The New York City Rent Guidelines Board voted on June 26 to approve rent increases for nearly one million rent-stabilized tenants. Tenants & Neighbors, an NLIHC state partner, and the Rent Justice Coalition opposed the increases. Disappointed by the outcome, both groups expressed concerns about low income households’ ability to pay the higher rents.
Data show that New York City landlords have benefited from high rents and substantial rent increases for decades, including an 8.5% increase at the height of the recession in 2009. While landlords continue to reap profits, rent-stabilized tenants are rent-burdened, with more than 30% paying over 50% of their incomes for rent. Rent freezes mitigate the impacts of a skyrocketing rental market and help maintain more manageable rent-to-income ratios for rent-stabilized tenants, according to the New York City Housing and Vacancy Survey.

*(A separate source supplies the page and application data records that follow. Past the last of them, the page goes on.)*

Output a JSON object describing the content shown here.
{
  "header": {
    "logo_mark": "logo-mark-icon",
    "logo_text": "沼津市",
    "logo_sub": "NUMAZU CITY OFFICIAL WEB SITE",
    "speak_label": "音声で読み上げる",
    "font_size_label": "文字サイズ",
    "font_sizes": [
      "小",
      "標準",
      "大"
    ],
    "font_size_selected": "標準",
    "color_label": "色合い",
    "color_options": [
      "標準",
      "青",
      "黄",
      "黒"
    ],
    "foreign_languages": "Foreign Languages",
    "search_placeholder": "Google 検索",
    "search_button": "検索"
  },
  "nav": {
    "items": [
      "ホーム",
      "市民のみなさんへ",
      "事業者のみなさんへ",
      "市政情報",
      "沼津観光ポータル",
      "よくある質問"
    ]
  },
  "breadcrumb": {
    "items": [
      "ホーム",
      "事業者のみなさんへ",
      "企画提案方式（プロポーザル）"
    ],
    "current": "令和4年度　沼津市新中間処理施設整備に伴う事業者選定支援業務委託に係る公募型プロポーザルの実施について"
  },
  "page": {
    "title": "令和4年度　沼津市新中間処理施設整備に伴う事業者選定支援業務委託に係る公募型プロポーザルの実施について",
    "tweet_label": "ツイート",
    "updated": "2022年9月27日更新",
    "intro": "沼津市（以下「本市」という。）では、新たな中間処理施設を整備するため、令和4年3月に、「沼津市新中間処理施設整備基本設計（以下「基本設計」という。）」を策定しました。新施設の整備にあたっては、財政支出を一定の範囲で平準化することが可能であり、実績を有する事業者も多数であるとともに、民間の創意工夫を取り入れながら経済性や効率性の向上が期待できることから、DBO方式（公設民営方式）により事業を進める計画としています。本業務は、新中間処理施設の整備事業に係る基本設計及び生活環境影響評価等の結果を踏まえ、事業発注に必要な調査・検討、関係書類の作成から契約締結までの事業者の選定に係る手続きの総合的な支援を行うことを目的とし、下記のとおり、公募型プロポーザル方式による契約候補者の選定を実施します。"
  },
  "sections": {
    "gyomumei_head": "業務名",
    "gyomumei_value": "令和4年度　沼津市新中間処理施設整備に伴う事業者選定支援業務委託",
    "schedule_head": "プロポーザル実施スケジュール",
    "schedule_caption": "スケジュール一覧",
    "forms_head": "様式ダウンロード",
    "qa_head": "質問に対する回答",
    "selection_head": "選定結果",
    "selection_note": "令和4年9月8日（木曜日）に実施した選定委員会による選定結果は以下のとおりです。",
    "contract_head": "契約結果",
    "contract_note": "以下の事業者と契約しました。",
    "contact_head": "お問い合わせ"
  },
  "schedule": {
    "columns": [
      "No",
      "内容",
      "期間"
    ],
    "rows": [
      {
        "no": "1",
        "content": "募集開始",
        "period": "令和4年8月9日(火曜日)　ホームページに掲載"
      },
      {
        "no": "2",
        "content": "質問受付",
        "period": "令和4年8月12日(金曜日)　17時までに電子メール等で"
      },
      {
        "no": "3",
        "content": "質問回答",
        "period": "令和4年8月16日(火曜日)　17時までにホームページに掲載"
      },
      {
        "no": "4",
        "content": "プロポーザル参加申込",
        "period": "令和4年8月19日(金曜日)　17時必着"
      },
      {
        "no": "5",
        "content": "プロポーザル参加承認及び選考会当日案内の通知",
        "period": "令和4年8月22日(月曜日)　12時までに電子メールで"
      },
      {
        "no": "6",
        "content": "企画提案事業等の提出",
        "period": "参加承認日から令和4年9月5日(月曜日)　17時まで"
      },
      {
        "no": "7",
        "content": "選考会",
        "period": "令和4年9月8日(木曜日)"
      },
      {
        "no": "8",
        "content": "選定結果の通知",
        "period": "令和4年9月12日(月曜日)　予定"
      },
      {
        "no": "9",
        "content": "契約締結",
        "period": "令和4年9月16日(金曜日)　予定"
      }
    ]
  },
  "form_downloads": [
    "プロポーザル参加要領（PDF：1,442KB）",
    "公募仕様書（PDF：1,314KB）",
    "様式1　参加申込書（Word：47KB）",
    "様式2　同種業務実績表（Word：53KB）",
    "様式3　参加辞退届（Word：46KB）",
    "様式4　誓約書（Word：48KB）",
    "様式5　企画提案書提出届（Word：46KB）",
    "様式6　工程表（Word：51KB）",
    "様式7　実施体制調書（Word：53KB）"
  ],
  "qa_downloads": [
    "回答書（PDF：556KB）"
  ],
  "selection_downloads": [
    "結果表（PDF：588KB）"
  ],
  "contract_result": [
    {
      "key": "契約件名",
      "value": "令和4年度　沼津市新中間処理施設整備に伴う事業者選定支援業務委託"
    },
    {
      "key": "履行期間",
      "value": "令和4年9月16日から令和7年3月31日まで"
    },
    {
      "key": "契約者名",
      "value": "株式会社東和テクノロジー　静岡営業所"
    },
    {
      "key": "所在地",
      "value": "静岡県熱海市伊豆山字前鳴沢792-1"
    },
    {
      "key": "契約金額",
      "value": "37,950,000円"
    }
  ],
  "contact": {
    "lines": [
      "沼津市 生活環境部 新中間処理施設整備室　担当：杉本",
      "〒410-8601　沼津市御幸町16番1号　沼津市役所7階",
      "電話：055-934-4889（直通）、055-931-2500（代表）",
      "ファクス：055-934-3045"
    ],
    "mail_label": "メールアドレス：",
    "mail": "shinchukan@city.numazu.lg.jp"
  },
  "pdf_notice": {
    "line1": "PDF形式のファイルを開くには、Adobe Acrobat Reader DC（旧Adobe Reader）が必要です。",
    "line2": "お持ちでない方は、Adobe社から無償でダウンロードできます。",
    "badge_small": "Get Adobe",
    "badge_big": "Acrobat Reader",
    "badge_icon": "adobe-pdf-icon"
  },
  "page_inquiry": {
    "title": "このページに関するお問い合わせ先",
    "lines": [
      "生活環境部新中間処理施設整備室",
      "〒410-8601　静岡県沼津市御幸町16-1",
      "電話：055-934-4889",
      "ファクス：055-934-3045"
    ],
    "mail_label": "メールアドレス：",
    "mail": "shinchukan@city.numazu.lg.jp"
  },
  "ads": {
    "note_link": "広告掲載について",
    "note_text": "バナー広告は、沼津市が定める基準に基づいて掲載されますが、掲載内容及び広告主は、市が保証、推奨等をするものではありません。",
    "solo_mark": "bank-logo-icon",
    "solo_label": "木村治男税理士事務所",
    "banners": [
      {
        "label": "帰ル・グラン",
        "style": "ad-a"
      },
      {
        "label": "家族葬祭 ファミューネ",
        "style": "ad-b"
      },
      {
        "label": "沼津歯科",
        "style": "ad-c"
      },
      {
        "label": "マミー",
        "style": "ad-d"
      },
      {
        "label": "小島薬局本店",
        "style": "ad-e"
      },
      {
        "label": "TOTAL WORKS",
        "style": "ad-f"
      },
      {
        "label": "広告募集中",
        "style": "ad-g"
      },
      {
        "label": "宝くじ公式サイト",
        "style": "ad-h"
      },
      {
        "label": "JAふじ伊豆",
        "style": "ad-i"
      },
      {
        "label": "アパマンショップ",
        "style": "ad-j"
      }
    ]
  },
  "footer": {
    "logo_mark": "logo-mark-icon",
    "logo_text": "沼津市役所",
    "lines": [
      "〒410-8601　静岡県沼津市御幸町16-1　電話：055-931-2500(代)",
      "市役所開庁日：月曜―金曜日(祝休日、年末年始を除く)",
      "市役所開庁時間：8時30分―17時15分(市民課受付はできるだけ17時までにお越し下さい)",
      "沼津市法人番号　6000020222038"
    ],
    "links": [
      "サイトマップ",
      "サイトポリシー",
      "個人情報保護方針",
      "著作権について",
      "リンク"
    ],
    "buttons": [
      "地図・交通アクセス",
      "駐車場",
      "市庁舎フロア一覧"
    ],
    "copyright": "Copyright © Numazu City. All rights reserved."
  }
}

Despite protests and testimony from hundreds of tenants at the Rent Guidelines Board hearings held across the city, the board approved rent increases that were slightly higher than last year’s increases. Rents on one-bedroom apartments were increased by 1.5% and two-bedroom apartment rents were increased by 2.5%. The board passed the increases by a 5-4 vote, with tenant representatives voicing their dissent. The rent increases will apply to leases taking effect on or after October 1, 2018.
“The New York City Rent Guidelines Board has capitulated to the real estate lobby with nothing to back it up,” said Delsenia Glover, director of education and organizing for Tenants & Neighbors. “Tenants are paying in some cases more than 50 percent of their income in rent, especially seniors. Nearly 30 percent of rent stabilized apartments have preferential rents, which means those tenants can get increases anywhere up to the legal regulated rent, which can be up to 10 percent increases or even more in some cases. Do the math. Landlords are making profits.”
To learn more about this topic, contact Delsenia Glover at Tenants & Neighbors at: firstname.lastname@example.org